Work instruction -> From the entries below, report only the number of lines that contain the word "christmas".

Provided records ->
►

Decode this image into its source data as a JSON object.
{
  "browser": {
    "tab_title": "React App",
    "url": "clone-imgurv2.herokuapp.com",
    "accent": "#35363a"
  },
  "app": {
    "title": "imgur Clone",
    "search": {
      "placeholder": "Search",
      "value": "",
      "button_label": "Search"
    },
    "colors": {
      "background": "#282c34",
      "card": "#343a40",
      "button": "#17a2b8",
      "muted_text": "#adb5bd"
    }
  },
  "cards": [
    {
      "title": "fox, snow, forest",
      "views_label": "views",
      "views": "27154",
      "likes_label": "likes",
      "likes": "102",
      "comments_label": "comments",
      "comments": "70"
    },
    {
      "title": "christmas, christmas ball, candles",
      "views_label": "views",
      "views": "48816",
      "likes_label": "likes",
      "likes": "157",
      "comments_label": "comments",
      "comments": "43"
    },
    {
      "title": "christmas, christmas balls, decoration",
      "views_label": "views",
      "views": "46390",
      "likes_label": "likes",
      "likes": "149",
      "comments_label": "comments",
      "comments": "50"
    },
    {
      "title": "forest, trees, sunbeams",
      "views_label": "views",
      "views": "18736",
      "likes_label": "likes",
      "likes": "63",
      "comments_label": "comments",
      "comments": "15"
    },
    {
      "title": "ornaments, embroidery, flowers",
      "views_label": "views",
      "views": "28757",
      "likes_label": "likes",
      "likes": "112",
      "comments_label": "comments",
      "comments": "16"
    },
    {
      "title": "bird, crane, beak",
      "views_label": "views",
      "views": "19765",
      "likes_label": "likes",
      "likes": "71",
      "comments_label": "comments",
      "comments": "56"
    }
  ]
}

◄

Task response -> 2